▶ [EXERCISE DESCRIPTION]:
Give the data again exactly as it appears.
:: RECORD EXCERPTS ::
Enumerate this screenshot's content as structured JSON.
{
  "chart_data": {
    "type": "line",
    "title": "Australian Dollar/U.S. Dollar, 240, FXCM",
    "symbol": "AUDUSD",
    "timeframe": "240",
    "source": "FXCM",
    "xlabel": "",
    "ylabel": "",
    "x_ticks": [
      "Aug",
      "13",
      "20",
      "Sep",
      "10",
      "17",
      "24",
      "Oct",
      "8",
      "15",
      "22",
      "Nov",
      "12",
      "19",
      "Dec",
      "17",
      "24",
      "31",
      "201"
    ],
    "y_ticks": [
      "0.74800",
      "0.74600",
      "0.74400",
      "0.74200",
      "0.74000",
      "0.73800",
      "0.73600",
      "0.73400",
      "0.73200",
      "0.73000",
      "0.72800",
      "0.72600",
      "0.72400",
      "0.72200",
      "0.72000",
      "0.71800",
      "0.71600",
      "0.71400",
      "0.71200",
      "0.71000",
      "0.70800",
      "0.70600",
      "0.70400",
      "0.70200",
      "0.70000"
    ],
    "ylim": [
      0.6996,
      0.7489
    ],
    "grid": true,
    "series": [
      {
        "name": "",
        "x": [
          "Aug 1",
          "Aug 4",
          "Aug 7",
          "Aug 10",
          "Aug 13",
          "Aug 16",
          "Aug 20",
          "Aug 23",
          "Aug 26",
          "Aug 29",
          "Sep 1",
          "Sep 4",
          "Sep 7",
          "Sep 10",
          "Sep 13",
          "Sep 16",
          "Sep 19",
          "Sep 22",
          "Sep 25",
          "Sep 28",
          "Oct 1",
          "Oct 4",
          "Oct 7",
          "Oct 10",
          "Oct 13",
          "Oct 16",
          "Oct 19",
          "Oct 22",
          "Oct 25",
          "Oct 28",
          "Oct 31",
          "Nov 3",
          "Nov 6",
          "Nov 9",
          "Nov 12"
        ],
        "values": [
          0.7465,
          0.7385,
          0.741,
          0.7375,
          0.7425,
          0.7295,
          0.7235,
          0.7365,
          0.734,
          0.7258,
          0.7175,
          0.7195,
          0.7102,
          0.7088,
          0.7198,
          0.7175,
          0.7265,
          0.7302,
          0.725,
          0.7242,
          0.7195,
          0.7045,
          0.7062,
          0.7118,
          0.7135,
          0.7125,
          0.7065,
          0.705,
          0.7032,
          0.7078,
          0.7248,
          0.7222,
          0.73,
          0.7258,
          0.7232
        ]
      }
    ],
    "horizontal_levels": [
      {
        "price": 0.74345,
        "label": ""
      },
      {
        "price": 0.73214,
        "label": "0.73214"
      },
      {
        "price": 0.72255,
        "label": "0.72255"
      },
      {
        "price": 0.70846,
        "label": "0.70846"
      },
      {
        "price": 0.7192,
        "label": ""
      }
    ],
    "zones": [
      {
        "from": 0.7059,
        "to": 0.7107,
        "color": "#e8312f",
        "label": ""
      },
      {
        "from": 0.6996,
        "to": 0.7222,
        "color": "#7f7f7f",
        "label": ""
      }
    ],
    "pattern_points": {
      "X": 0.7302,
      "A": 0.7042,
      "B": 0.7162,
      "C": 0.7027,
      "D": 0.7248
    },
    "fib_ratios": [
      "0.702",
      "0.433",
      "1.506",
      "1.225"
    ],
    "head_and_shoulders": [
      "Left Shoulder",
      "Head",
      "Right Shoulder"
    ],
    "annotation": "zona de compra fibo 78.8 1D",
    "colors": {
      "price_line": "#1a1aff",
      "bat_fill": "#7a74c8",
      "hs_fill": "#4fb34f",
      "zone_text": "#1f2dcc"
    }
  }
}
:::
▶ [RESULT BELOW]:
Enumerate this screenshot's content as structured JSON.
{
  "chart_data": {
    "type": "line",
    "title": "Australian Dollar/U.S. Dollar, 240, FXCM",
    "symbol": "AUDUSD",
    "timeframe": "240",
    "source": "FXCM",
    "xlabel": "",
    "ylabel": "",
    "x_ticks": [
      "Aug",
      "13",
      "20",
      "Sep",
      "10",
      "17",
      "24",
      "Oct",
      "8",
      "15",
      "22",
      "Nov",
      "12",
      "19",
      "Dec",
      "17",
      "24",
      "31",
      "201"
    ],
    "y_ticks": [
      "0.74800",
      "0.74600",
      "0.74400",
      "0.74200",
      "0.74000",
      "0.73800",
      "0.73600",
      "0.73400",
      "0.73200",
      "0.73000",
      "0.72800",
      "0.72600",
      "0.72400",
      "0.72200",
      "0.72000",
      "0.71800",
      "0.71600",
      "0.71400",
      "0.71200",
      "0.71000",
      "0.70800",
      "0.70600",
      "0.70400",
      "0.70200",
      "0.70000"
    ],
    "ylim": [
      0.6996,
      0.7489
    ],
    "grid": true,
    "series": [
      {
        "name": "",
        "x": [
          "Aug 1",
          "Aug 4",
          "Aug 7",
          "Aug 10",
          "Aug 13",
          "Aug 16",
          "Aug 20",
          "Aug 23",
          "Aug 26",
          "Aug 29",
          "Sep 1",
          "Sep 4",
          "Sep 7",
          "Sep 10",
          "Sep 13",
          "Sep 16",
          "Sep 19",
          "Sep 22",
          "Sep 25",
          "Sep 28",
          "Oct 1",
          "Oct 4",
          "Oct 7",
          "Oct 10",
          "Oct 13",
          "Oct 16",
          "Oct 19",
          "Oct 22",
          "Oct 25",
          "Oct 28",
          "Oct 31",
          "Nov 3",
          "Nov 6",
          "Nov 9",
          "Nov 12"
        ],
        "values": [
          0.7465,
          0.7385,
          0.741,
          0.7375,
          0.7425,
          0.7295,
          0.7235,
          0.7365,
          0.734,
          0.7258,
          0.7175,
          0.7195,
          0.7102,
          0.7088,
          0.7198,
          0.7175,
          0.7265,
          0.7302,
          0.725,
          0.7242,
          0.7195,
          0.7045,
          0.7062,
          0.7118,
          0.7135,
          0.7125,
          0.7065,
          0.705,
          0.7032,
          0.7078,
          0.7248,
          0.7222,
          0.73,
          0.7258,
          0.7232
        ]
      }
    ],
    "horizontal_levels": [
      {
        "price": 0.74345,
        "label": ""
      },
      {
        "price": 0.73214,
        "label": "0.73214"
      },
      {
        "price": 0.72255,
        "label": "0.72255"
      },
      {
        "price": 0.70846,
        "label": "0.70846"
      },
      {
        "price": 0.7192,
        "label": ""
      }
    ],
    "zones": [
      {
        "from": 0.7059,
        "to": 0.7107,
        "color": "#e8312f",
        "label": ""
      },
      {
        "from": 0.6996,
        "to": 0.7222,
        "color": "#7f7f7f",
        "label": ""
      }
    ],
    "pattern_points": {
      "X": 0.7302,
      "A": 0.7042,
      "B": 0.7162,
      "C": 0.7027,
      "D": 0.7248
    },
    "fib_ratios": [
      "0.702",
      "0.433",
      "1.506",
      "1.225"
    ],
    "head_and_shoulders": [
      "Left Shoulder",
      "Head",
      "Right Shoulder"
    ],
    "annotation": "zona de compra fibo 78.8 1D",
    "colors": {
      "price_line": "#1a1aff",
      "bat_fill": "#7a74c8",
      "hs_fill": "#4fb34f",
      "zone_text": "#1f2dcc"
    }
  }
}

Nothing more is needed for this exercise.